Exercise data:

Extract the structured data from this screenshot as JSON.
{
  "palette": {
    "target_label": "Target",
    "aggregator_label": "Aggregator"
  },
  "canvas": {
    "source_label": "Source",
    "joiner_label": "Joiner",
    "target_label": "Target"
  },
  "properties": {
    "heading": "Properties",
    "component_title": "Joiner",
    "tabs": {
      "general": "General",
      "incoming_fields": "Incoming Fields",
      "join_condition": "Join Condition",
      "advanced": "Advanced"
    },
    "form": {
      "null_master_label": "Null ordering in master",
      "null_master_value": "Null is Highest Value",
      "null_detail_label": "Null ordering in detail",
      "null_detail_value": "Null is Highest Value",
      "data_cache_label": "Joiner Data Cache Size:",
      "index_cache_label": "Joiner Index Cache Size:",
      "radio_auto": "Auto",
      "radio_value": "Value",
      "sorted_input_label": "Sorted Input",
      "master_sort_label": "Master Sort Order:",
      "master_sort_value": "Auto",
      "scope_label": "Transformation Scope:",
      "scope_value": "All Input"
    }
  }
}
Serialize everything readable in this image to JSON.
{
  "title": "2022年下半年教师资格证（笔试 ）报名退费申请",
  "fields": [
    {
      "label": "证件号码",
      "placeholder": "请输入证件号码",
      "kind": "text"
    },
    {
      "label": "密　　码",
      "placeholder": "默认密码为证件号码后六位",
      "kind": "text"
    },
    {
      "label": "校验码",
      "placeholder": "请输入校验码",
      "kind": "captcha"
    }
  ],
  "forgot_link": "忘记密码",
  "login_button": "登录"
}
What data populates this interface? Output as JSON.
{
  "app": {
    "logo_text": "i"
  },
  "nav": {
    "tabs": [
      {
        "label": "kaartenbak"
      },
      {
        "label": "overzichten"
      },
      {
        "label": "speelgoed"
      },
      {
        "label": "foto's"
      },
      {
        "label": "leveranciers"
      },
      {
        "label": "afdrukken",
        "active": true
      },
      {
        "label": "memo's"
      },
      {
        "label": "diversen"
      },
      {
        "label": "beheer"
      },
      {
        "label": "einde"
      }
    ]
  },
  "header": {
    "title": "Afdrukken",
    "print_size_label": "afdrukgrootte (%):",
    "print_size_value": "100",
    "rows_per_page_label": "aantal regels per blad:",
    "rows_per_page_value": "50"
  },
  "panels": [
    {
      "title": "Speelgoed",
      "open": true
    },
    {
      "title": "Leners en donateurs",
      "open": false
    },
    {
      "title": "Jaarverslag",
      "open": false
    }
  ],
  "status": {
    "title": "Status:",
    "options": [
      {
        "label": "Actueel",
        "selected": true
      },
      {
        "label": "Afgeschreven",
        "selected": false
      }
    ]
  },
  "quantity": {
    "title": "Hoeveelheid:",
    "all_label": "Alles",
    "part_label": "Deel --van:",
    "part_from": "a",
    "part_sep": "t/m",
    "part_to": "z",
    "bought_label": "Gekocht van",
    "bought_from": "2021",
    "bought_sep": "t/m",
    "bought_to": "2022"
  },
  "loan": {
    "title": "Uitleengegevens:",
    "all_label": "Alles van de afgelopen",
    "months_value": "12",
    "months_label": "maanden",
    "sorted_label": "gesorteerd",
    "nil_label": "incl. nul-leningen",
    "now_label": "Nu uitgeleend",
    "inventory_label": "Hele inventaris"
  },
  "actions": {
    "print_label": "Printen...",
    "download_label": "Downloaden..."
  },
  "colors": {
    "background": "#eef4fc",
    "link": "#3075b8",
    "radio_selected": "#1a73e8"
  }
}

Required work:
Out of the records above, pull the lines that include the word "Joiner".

Solution for this task:
    "joiner_label": "Joiner",
    "component_title": "Joiner",
      "data_cache_label": "Joiner Data Cache Size:",
      "index_cache_label": "Joiner Index Cache Size:",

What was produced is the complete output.